When data showing consumers spent 7.5 percent more this Black Friday than they did last year debuted days after Americans partook in pricey Thanksgiving feasts, the White House and its allies pounced on the buying frenzy as an opportunity to boost its “Bidenomics” talking points. Polling, however, shows no amount of trickery by the Biden administration, Big Tech, or bozos in the media will convince Americans that their wallets are safe.
Council of Economic Advisers Chair Jared Bernstein claimed in a Sunday TV interview that Americans’ holiday spending habits are “driving the economy forward.”
“We are moving in the right direction. We’ve got more work to do for it to reach average Americans, who by the way, are telling us through their consumer behavior that they’re feeling pretty good about their own financial conditions,” Bernstein insisted.
“The consumer is back,” The New York Times triumphantly declared in its DealBook newsletter.
“Black Friday and today’s Cyber Monday shopping bonanzas hold outsize political significance this year with the retailing events emerging as key recession and inflation indicators,” the publication added.
But even the propagandists at the Times couldn’t help but wonder if the holiday spending spree is sustainable enough “to save retailers’ Christmas and keep the U.S. economy from contracting or even plunging into recession?”

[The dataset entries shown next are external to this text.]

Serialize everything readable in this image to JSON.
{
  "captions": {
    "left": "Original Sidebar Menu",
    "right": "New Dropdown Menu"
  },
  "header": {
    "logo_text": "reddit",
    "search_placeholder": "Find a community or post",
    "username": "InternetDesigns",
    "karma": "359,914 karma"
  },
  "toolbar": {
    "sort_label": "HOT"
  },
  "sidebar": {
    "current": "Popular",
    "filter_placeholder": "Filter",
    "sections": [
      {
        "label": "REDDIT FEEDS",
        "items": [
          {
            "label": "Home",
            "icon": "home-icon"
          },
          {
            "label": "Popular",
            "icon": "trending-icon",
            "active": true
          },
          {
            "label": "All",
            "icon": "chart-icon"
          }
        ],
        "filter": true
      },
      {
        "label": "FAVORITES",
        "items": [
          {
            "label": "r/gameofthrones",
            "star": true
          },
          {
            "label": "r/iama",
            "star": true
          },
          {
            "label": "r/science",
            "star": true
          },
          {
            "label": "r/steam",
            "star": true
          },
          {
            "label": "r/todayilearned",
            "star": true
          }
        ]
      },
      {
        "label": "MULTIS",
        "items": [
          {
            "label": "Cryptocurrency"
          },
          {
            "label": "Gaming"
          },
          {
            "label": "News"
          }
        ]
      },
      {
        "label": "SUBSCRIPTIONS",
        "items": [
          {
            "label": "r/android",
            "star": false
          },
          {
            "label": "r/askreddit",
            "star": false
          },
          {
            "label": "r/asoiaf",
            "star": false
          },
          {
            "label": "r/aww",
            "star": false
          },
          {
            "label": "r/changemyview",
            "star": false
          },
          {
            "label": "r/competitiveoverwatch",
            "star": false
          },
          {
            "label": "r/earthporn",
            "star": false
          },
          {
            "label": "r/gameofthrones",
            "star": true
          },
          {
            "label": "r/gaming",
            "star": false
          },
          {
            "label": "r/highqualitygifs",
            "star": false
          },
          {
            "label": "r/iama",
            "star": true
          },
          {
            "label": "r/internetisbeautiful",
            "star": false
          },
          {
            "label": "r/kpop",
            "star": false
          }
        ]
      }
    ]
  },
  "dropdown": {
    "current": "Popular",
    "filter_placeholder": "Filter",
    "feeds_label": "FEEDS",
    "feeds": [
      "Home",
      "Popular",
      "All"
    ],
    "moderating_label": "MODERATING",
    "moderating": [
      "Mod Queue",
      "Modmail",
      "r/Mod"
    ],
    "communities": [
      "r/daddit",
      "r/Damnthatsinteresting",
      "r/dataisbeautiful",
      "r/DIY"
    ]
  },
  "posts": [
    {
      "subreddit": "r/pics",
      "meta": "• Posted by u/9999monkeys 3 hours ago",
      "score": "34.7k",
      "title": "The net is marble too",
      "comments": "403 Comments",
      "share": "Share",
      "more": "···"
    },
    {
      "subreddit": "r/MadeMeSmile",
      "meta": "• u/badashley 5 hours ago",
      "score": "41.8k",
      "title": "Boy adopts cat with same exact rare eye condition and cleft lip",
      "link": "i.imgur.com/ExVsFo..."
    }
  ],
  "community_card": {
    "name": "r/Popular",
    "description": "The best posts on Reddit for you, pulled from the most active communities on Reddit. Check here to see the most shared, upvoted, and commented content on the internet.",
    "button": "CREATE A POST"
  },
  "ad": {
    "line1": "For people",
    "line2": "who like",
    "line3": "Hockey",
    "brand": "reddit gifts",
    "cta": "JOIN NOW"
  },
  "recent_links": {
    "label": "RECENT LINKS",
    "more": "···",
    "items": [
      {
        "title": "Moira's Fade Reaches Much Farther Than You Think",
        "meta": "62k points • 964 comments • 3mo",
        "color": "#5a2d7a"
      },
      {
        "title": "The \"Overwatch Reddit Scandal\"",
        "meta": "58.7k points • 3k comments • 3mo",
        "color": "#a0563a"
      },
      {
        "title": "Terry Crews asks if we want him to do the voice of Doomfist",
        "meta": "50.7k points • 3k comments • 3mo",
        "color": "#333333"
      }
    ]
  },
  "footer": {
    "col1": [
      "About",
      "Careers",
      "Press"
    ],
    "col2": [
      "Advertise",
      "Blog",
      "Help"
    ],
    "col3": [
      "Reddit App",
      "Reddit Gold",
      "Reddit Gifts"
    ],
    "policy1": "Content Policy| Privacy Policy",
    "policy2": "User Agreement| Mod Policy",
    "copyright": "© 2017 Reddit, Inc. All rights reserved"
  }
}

Approximately $79 million of the $9.8 billion sales recorded on the infamous discount day were purchased using “buy now, pay later” options. The 47 percent increase in the use of flexible payment options suggests that Americans, who technically shelled out more on Black Friday purchases in 2023 than they did last year, still find it difficult to pay for those purchases in full.
Even with the promise of steep discounts and bargains, many consumers are too tied up buying food, gas, and other essentials, which become pricier nearly every month, to squander their income over one holiday weekend. Instead, buyers will rely on credit cards, which recently reached a record $1 trillion debt total, to support their annual overspending.
Biden’s economic adviser closed out his Sunday sitdown by declaring “We are moving on the right track.” But Americans overwhelmingly say the country under the Democrat regime is headed down the wrong track. Voters’ frustrations about Biden largely center on his handling of the economy.
There’s no doubt that American families’ financial predicaments are worsening. In October, 60 percent of American adults admitted that they are living paycheck to paycheck. Nearly half of U.S. voters said they blame Biden for their bare pocketbooks.
The White House is unashamedly scrambling to cover up inflation’s steady year-over-year climb and explain President Joe Biden’s plummeting poll numbers but its lies did not land well with Americans.
“Government data reports that show easing inflation are cold comfort, because they simply indicate prices are growing at a slower pace, not that they are returning to early 2020 levels,” Bloomberg warned in a recent economic analysis.
After corporate media like The Atlantic tried and failed to convince Americans that inflation was “cooling,” the president’s strategists are turning to Big Tech censors to help with the “Bidenomics” narrative cleanup.
In a Washington Post article lamenting complaints about a viral $16 McDonald’s meal as just “one of many exaggerated examples of the nation’s economic woes,” one Biden official admitted that the White House is “working with TikTok creators to tell positive stories of Biden’s economic stewardship, while also working with social media platforms to counter misinformation.”
A plurality of voters say the economy is their top issue going into the 2024 presidential election so it should come as no surprise that that the Biden administration, which has a track record of colluding with Big Tech companies to censor information ahead of elections, will do everything in its power to manipulate economic pessimism in coming months.